The move, if approved by a U.S. bankruptcy court judge, next month, would give the automaker a place to produce midsize sedans like the Chrysler Sebring and Dodge Avenger – both of which are due for “significan” redesigns as part of Chrysler’s upcoming product blitz.

The updated models are scheduled to remain in production through the 2012 model-year.  The following year, the U.S. maker switches to an all-new platform developed by its Italian partner, Fiat.

Free, But No Steak Knives!

Chrysler will not say whether Sterling Heights would pick up any new products based on that new platform but going forward, the company intends to increase the flexibility of its plants, according to CEO Sergio Marchionne.  That would make it possible for the Sterling Heights plant to produce any number of future Chrysler offerings, indeed, numerous platforms simultaneously.   (more…)

“Old” Chrysler Racks Up $10 billion in June losses

Bankruptcy reorganization again under fire.

by on Sep.04, 2009

Leaves behind $10.2 billion in losses to "Old Carco LLC."

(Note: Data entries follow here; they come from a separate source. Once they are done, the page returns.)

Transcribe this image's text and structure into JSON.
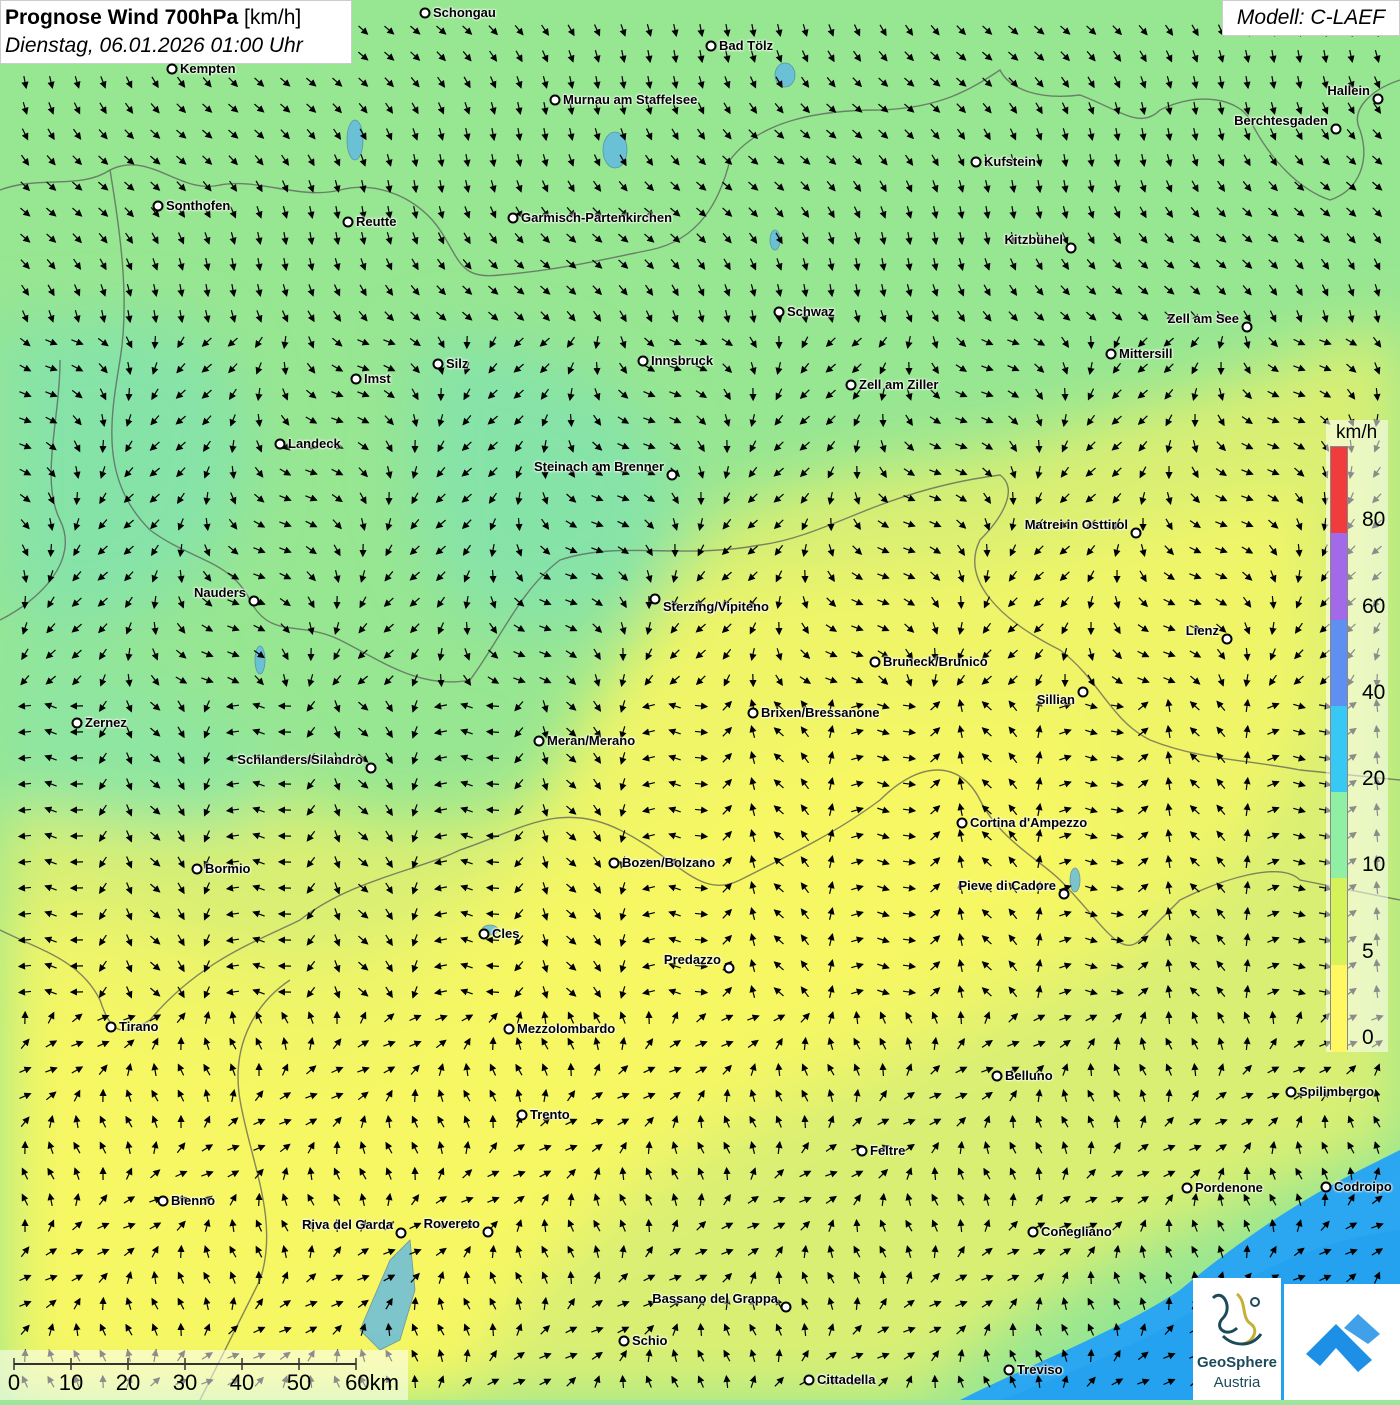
{
  "header": {
    "title_bold": "Prognose Wind 700hPa",
    "title_unit": "[km/h]",
    "datetime": "Dienstag, 06.01.2026 01:00 Uhr"
  },
  "model": "Modell: C-LAEF",
  "legend": {
    "unit": "km/h",
    "labels": [
      "80",
      "60",
      "40",
      "20",
      "10",
      "5",
      "0"
    ],
    "colors": [
      "#f03c3c",
      "#a269e8",
      "#5f8ff0",
      "#38c8f4",
      "#8ff0a4",
      "#d6f25a",
      "#fff860"
    ]
  },
  "scalebar": {
    "labels": [
      "0",
      "10",
      "20",
      "30",
      "40",
      "50",
      "60km"
    ]
  },
  "logos": {
    "geosphere_name": "GeoSphere",
    "geosphere_sub": "Austria"
  },
  "cities": [
    {
      "name": "Schongau"
    },
    {
      "name": "Bad Tölz"
    },
    {
      "name": "Kempten"
    },
    {
      "name": "Murnau am Staffelsee"
    },
    {
      "name": "Hallein"
    },
    {
      "name": "Berchtesgaden"
    },
    {
      "name": "Kufstein"
    },
    {
      "name": "Sonthofen"
    },
    {
      "name": "Reutte"
    },
    {
      "name": "Garmisch-Partenkirchen"
    },
    {
      "name": "Kitzbühel"
    },
    {
      "name": "Schwaz"
    },
    {
      "name": "Zell am See"
    },
    {
      "name": "Innsbruck"
    },
    {
      "name": "Mittersill"
    },
    {
      "name": "Silz"
    },
    {
      "name": "Imst"
    },
    {
      "name": "Zell am Ziller"
    },
    {
      "name": "Landeck"
    },
    {
      "name": "Steinach am Brenner"
    },
    {
      "name": "Matrei in Osttirol"
    },
    {
      "name": "Nauders"
    },
    {
      "name": "Sterzing/Vipiteno"
    },
    {
      "name": "Lienz"
    },
    {
      "name": "Bruneck/Brunico"
    },
    {
      "name": "Sillian"
    },
    {
      "name": "Brixen/Bressanone"
    },
    {
      "name": "Zernez"
    },
    {
      "name": "Meran/Merano"
    },
    {
      "name": "Schlanders/Silandro"
    },
    {
      "name": "Cortina d'Ampezzo"
    },
    {
      "name": "Bozen/Bolzano"
    },
    {
      "name": "Bormio"
    },
    {
      "name": "Pieve di Cadore"
    },
    {
      "name": "Cles"
    },
    {
      "name": "Predazzo"
    },
    {
      "name": "Tirano"
    },
    {
      "name": "Mezzolombardo"
    },
    {
      "name": "Belluno"
    },
    {
      "name": "Spilimbergo"
    },
    {
      "name": "Trento"
    },
    {
      "name": "Feltre"
    },
    {
      "name": "Pordenone"
    },
    {
      "name": "Codroipo"
    },
    {
      "name": "Bienno"
    },
    {
      "name": "Riva del Garda"
    },
    {
      "name": "Rovereto"
    },
    {
      "name": "Conegliano"
    },
    {
      "name": "Bassano del Grappa"
    },
    {
      "name": "Schio"
    },
    {
      "name": "Treviso"
    },
    {
      "name": "Cittadella"
    }
  ]
}
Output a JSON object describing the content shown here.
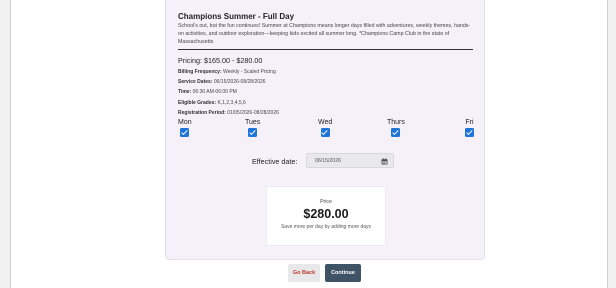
{
  "program": {
    "title": "Champions Summer - Full Day",
    "description": "School's out, but the fun continues! Summer at Champions means longer days filled with adventures, weekly themes, hands-on activities, and outdoor exploration—keeping kids excited all summer long. *Champions Camp Club in the state of Massachusetts",
    "pricing": "Pricing: $165.00 - $280.00",
    "details": [
      {
        "label": "Billing Frequency:",
        "value": "Weekly - Scaled Pricing"
      },
      {
        "label": "Service Dates:",
        "value": "06/15/2026-08/28/2026"
      },
      {
        "label": "Time:",
        "value": "06:30 AM-06:00 PM"
      },
      {
        "label": "Eligible Grades:",
        "value": "K,1,2,3,4,5,6"
      },
      {
        "label": "Registration Period:",
        "value": "01/05/2026-08/28/2026"
      }
    ]
  },
  "days": [
    {
      "label": "Mon",
      "checked": true
    },
    {
      "label": "Tues",
      "checked": true
    },
    {
      "label": "Wed",
      "checked": true
    },
    {
      "label": "Thurs",
      "checked": true
    },
    {
      "label": "Fri",
      "checked": true
    }
  ],
  "effective_date": {
    "label": "Effective date:",
    "value": "06/15/2026"
  },
  "price_box": {
    "label": "Price",
    "value": "$280.00",
    "note": "Save more per day by adding more days"
  },
  "actions": {
    "back_label": "Go Back",
    "continue_label": "Continue"
  },
  "colors": {
    "checkbox": "#1f74d8",
    "continue_button": "#3f5366",
    "back_text": "#c0392b",
    "card_bg": "#f6f1f9"
  },
  "icons": {
    "date_picker": "calendar-icon",
    "day_check": "checkbox-checked-icon"
  }
}
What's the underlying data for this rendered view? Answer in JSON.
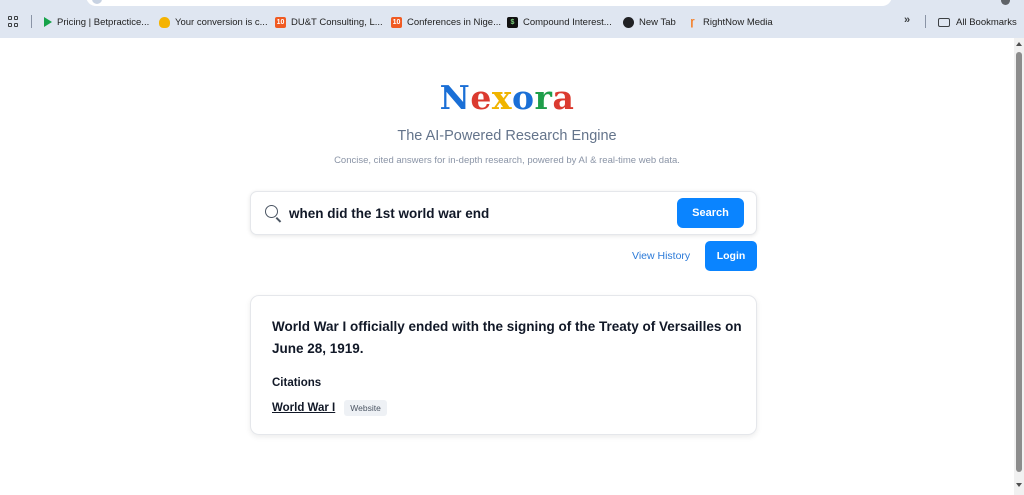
{
  "browser": {
    "bookmarks": [
      {
        "label": "Pricing | Betpractice...",
        "icon": "betpractice-favicon"
      },
      {
        "label": "Your conversion is c...",
        "icon": "hand-favicon"
      },
      {
        "label": "DU&T Consulting, L...",
        "icon": "orange-10-favicon",
        "glyph": "10"
      },
      {
        "label": "Conferences in Nige...",
        "icon": "orange-10-favicon",
        "glyph": "10"
      },
      {
        "label": "Compound Interest...",
        "icon": "dollar-favicon",
        "glyph": "$"
      },
      {
        "label": "New Tab",
        "icon": "globe-favicon"
      },
      {
        "label": "RightNow Media",
        "icon": "rightnow-favicon",
        "glyph": "ɼ"
      }
    ],
    "overflow": "»",
    "all_bookmarks": "All Bookmarks"
  },
  "page": {
    "logo_letters": [
      {
        "char": "N",
        "color": "#1a6fd6"
      },
      {
        "char": "e",
        "color": "#db3a2f"
      },
      {
        "char": "x",
        "color": "#f0b400"
      },
      {
        "char": "o",
        "color": "#1a6fd6"
      },
      {
        "char": "r",
        "color": "#1e9e4a"
      },
      {
        "char": "a",
        "color": "#db3a2f"
      }
    ],
    "tagline": "The AI-Powered Research Engine",
    "subtagline": "Concise, cited answers for in-depth research, powered by AI & real-time web data.",
    "search": {
      "value": "when did the 1st world war end",
      "button": "Search"
    },
    "view_history": "View History",
    "login": "Login",
    "answer": {
      "text": "World War I officially ended with the signing of the Treaty of Versailles on June 28, 1919.",
      "citations_title": "Citations",
      "citations": [
        {
          "title": "World War I",
          "type": "Website"
        }
      ]
    }
  },
  "colors": {
    "accent": "#0a84ff",
    "link": "#2b7ad8"
  }
}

Leaves behind $10.2 billion in losses to "Old Carco LLC."

If recent sales numbers are any indication, Chrysler Group LLC has some serious challenges ahead of it as its foreign master, Fiat, struggles to turn the U.S. carmaker into a profit-making entity.

At least Chrysler won’t have to report the $10.2 billion in losses reportedly run up by the operations it left behind as part of its bankruptcy.

A Profitable Source of News!

A Profitable Source of News!

When Chrysler emerged from Chapter 11, in June, it spun off an assortment of debts and bad assets, including seven unneeded plants, were left behind, effectively spun off into a separate “old” Chrysler, Old Carco LLC, that will be closed down in the not-too-distant future.  According to a still-unaudited accounting filed with the federal bankruptcy court in New York City, that collection of bad assets rang up a whopping $10.2 billion in losses during June alone.